Righting It Write

Professor Noah S. Crabble here.

It has come to my attention that an inordinate number of Bloggers fancy themselves, ahem, as writers. My advice is that you stick to the more appropriate epithet of 'bloggers.' Let those who read your grandiose literary attempts decide whether or not you are a writer.

I suggest you read the accounts of one such 'writer' in the correspondence sent to a publisher and chronicled in a series of articles titled "Dear Twit." These can be found at the site of one of my associates here at Verbicidal Tendencies, Serena Joy.
In the meantime, I suggest that these so-called writers study the following helpful hints to perfect their writing skills.

Rules for Better Writing

1. Verbs HAS to agree with their subjects.

2. Prepositions are not words to end sentences with.

3. And don't start a sentence with a conjunction.

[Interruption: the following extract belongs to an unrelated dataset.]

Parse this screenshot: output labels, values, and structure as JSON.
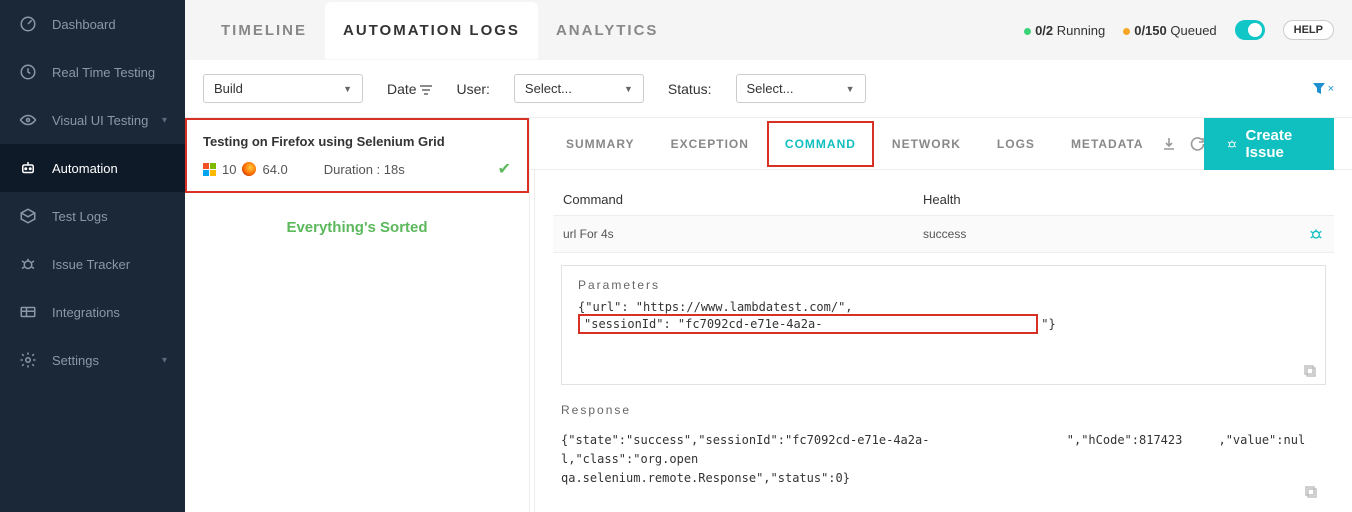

4. It is wrong to ever split an infinitive.

5. Avoid cliches like the plague. (They're old hat)

6. Also, always avoid annoying alliteration.

7. Be more or less specific.

8. Parenthetical remarks (however relevant) are (usually)unnecessary.

9. Also too, never, ever use repetitive redundancies.

10. No sentence fragments.

11. Contractions aren't necessary and shouldn't be used.

12. Foreign words and phrases are not apropos.

13. Do not be redundant; do not use more words than necessary; it's highly superfluous.

14. One should NEVER generalize.

15. Comparisons are as bad as cliches.

16. Don't use no double negatives.

17. Eschew ampersands & abbreviations, etc.

18. One-word sentences? Eliminate.

19. Analogies in writing are like feathers on a snake.

20. The passive voice is to be ignored.

21. Eliminate commas, that are, not necessary. Parenthetical words however should be enclosed in commas.

22. Never use a big word when a diminutive one would suffice.

23. Kill all exclamation points!!!

24. Use words correctly, irregardless of how others use them.

25. Understatement is always the absolute best way to put forth earthshaking ideas.

26. Use the apostrophe in it's proper place and omit it when its not needed.

27. Eliminate quotations. As Ralph Waldo Emerson said, "I hate quotations. Tell me what you know."

28. If you've heard it once, you've heard it a thousand times: Resist hyperbole; not one writer in a million can use it correctly.

29. Puns are for children, not groan readers.

30. Go around the barn at high noon to avoid colloquialisms.

31. Even IF a mixed metaphor sings, it should be derailed.

32. Who needs rhetorical questions?

33. Exaggeration is a billion times worse than understatement.



Serena Joy said...

I like this professor. I probably couldn't pass his class because I think I know which publisher he works for. LOL.

Jack K. said...

Bravo, Professor, bravo.

Hale McKay said...

I do believe S. Crabble would give you an A+ just for showinp, SJ.

Thanks, Jack. Who knows when and if S. Crabble makes another appearance.

Serena Joy said...

Woo-hoo, an A+? I'll take it.